Speaking at the Modern Methods of Construction conference, organised by Construction News, Mr Martin called for the Code for Sustainable Homes model to be used to produce separate benchmarks for all sectors, such as education and health.
The code, which was introduced by the Government in December 2006, sets a national standard and measures the sustainability of a new home against various categories of sustainable design, rating the whole home as a complete package. It will become mandatory for all new homes from May.
Mr Martin said: "We have a code for sustainable homes, which is great, and now we are moving toward a general code for sustainable non-dwellings. We need to break that up into sectors, though.
"I want to see the Government develop a sustainable code, say, simply for schools."
In an attempt to address the need for sustainable innovation, Willmott Dixon has created an in-house sustainability consultancy – known as Re-thinking – which now advises on all its projects.
Mr Martin said: "I decided if we were going to be a more sustainable company we needed to fundamentally re-think our approach."
Part of that "re-thinking" included investigating the need for more intense post occupancy evaluation, an element of the development process he says is severely lacking.
Post occupancy evaluation involves the systematic evaluation of results and opinions regarding buildings in use, from the perspective of the people who use them.
Mr Martin said: "To me there are definitely positive and negative reasons for looking at post occupancy evaluation.
"But development is also about the people. Are the people in these buildings happy and healthy?"
He added: "How are we going to achieve Gordon Brown’s (zero carbon) targets without post occupancy evaluation?"
But Taylor Woodrow’s technical director Rennie Chadwick said that type of evaluation was generally extremely challenging for the construction sector to undertake. Dr Chadwick said: "It is notoriously difficult to do.
"One of the problems is getting the users to be able to tell us. Some can - the big retailers know the value of every new supermarket they get - but the challenge for us is to try and winkle that information out of our users."

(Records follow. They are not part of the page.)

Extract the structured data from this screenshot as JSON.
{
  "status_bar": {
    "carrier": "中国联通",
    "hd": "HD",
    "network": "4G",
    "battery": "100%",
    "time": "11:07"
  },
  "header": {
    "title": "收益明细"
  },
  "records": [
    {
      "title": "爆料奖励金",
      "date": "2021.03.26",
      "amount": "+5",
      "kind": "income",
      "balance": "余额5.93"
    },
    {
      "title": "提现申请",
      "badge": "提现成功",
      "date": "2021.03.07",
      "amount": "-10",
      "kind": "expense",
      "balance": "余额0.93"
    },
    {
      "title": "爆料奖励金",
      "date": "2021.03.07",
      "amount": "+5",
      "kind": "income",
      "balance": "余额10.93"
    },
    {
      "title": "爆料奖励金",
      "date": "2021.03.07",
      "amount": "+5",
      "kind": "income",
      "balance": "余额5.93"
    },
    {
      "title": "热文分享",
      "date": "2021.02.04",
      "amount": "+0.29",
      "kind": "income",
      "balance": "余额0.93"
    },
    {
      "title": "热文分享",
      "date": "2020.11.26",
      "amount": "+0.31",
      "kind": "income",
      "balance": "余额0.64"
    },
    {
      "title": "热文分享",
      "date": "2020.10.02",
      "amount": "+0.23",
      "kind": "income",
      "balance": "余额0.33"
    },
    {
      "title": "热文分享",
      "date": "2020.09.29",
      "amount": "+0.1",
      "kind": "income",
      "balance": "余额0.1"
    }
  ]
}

And he admitted: "Within our organisation, I will be frank about it, it is difficult to get that learning built back into the design."